A walk up Blake Fell, looking down over Cogra Moss reservoir is one of my favourite hikes, primarily because it is on my doorstep. I’m fortunate enough to have the sea, the lakes and the mountains all within a ten minute drive of my home.
Cogra Moss is a shallow reservoir to the east of the village of Lamplugh on the western edge of the English Lake District. It was created by the damming of Rakegill Beck in about 1880, though its function as a water supply ceased in 1975. The reservoir, which is surrounded by forestry plantations on three sides, is popular with walkers and anglers.
Blake Fell is a hill in the Western part of the English Lake District. It is the highest point of the Loweswater Fells, an area of low grassy hills with steep sides overlooking the lake of Loweswater. The fell also overlooks the village of Loweswater, from which it can be climbed. An alternative route is from the Cogra Moss reservoir on its western slopes. Because the Loweswater Fells are a separate geographical unit, Blake Fell is a Marilyn. It is located in the Parish of Lamplugh.
The Western Fells occupy a triangular sector of the Lake District, bordered by the River Cocker to the north east and Wasdale to the south east. Westwards the hills diminish toward the coastal plain of Cumberland. At the central hub of the high country are Great Gable and its satellites, while two principal ridges fan out on either flank of Ennerdale, the western fells in effect being a great horseshoe around this long wild valley. Blake Fell and the other Loweswater Fells form the extremity of the northern arm.
The Loweswater Fells have been compared to the digits of a hand, radiating out south westward from the “palm” centred on Loweswater village. From the west these are Burnbank Fell, Blake Fell, Gavel Fell, Hen Comb and Mellbreak, the “thumb”.
Blake Fell is the highest hill in this group, the summit area being a long ridge running southwest along the “finger”. This begins above the shore of Loweswater, rising steeply through the mixed forestry of Holme Wood to the craggy height of Loweswater End. Atop the rise is Carling Knott (1,784 ft), the north eastern summit. The ridge then dips slightly, the landscape changing from rock outcrop to grass, before the final ascent to Blake Fell. A transverse ridge now connects northwards to Burnbank Fell, in truth an outlier of Blake Fell, but given separate status by Alfred Wainwright in his influential Pictorial Guide to the Lakeland Fells. Southward is the narrow grassy col of Fothergill Head, providing a much more tenuous link to Gavel Fell. The western slopes are heavily wooded with conifers and contoured by forest roads.

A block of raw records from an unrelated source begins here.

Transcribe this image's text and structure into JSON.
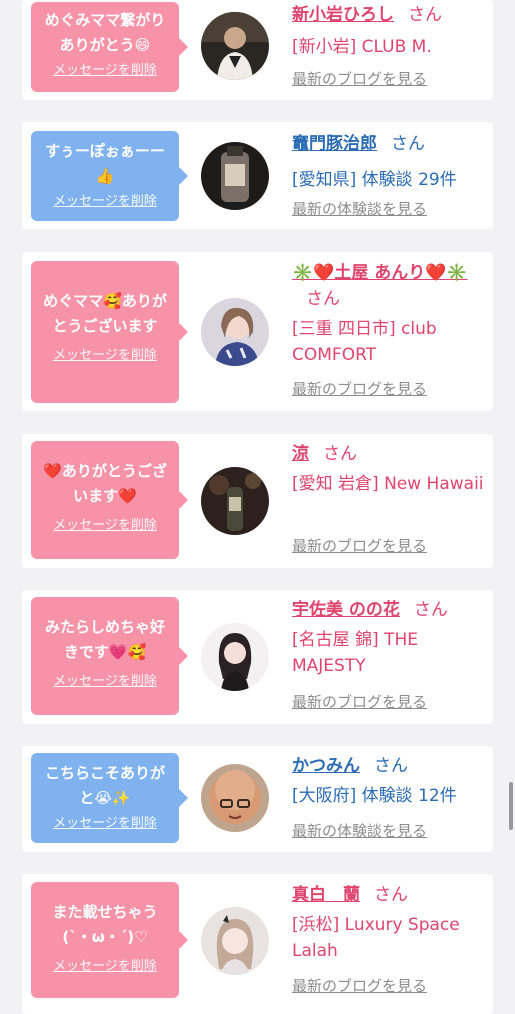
{
  "items": [
    {
      "message": "めぐみママ繋がりありがとう😄",
      "delete_label": "メッセージを削除",
      "bubble_color": "#f793a8",
      "name": "新小岩ひろし",
      "honorific": "さん",
      "shop": "[新小岩] CLUB M.",
      "link": "最新のブログを見る",
      "type": "pink"
    },
    {
      "message": "すぅーぽぉぁーー👍",
      "delete_label": "メッセージを削除",
      "bubble_color": "#7fb2ef",
      "name": "竈門豚治郎",
      "honorific": "さん",
      "shop": "[愛知県] 体験談 29件",
      "link": "最新の体験談を見る",
      "type": "blue"
    },
    {
      "message": "めぐママ🥰ありがとうございます",
      "delete_label": "メッセージを削除",
      "bubble_color": "#f793a8",
      "name": "✳️❤️土屋 あんり❤️✳️",
      "honorific": "さん",
      "shop": "[三重 四日市] club COMFORT",
      "link": "最新のブログを見る",
      "type": "pink"
    },
    {
      "message": "❤️ありがとうございます❤️",
      "delete_label": "メッセージを削除",
      "bubble_color": "#f793a8",
      "name": "涼",
      "honorific": "さん",
      "shop": "[愛知 岩倉] New Hawaii",
      "link": "最新のブログを見る",
      "type": "pink"
    },
    {
      "message": "みたらしめちゃ好きです💗🥰",
      "delete_label": "メッセージを削除",
      "bubble_color": "#f793a8",
      "name": "宇佐美 のの花",
      "honorific": "さん",
      "shop": "[名古屋 錦] THE MAJESTY",
      "link": "最新のブログを見る",
      "type": "pink"
    },
    {
      "message": "こちらこそありがと😭✨",
      "delete_label": "メッセージを削除",
      "bubble_color": "#7fb2ef",
      "name": "かつみん",
      "honorific": "さん",
      "shop": "[大阪府] 体験談 12件",
      "link": "最新の体験談を見る",
      "type": "blue"
    },
    {
      "message": "また載せちゃう(`・ω・´)♡",
      "delete_label": "メッセージを削除",
      "bubble_color": "#f793a8",
      "name": "真白　蘭",
      "honorific": "さん",
      "shop": "[浜松] Luxury Space Lalah",
      "link": "最新のブログを見る",
      "type": "pink"
    }
  ],
  "colors": {
    "pink_text": "#e0446e",
    "blue_text": "#2b6cb5",
    "gray_link": "#8c8c8c",
    "background": "#f2f2f4"
  }
}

In addition to Carling Knott, Blake Fell has a number of other subsidiary tops. Descending south west from the summit are High Pen (1,558 ft), Low Pen (1,427 ft), Godworth (1,197 ft) and Kelton Fell (1,020 ft). Beyond lie the Croasdale road and the West Cumberland plain. Standing aloof from these tops, but still within Blake Fell’s orbit, is Knock Murton (1,467 ft). This is a steep sided fell, forested on the western flank and with sufficient prominence that it is only barely excluded from the list of Marilyns in its own right. Blake Fell also extends a western ridge over the prominent top of Sharp Knott (1,581 ft) and the wooded High Howes (1,027 ft), falling gently to the village of Lamplugh. These tops are recognised in some guidebooks.
Drainage from the western slopes flows via Sharp Knott Gill and Fother Gill to Cogra Moss. This is a reservoir sitting in the deep valley between Blake Fell and Knock Murton, a reed rimmed waterbody held back by a substantial dam at the western end. Also known as Arlecdon Reservoir, it has a depth of around 30 feet. The waters from this flank of the fell join the River Marron and ultimately the Derwent. The eastern face of Blake Fell flows either to Loweswater or to its outfall, ensuring that all of the drainage eventually runs to the River Derwent.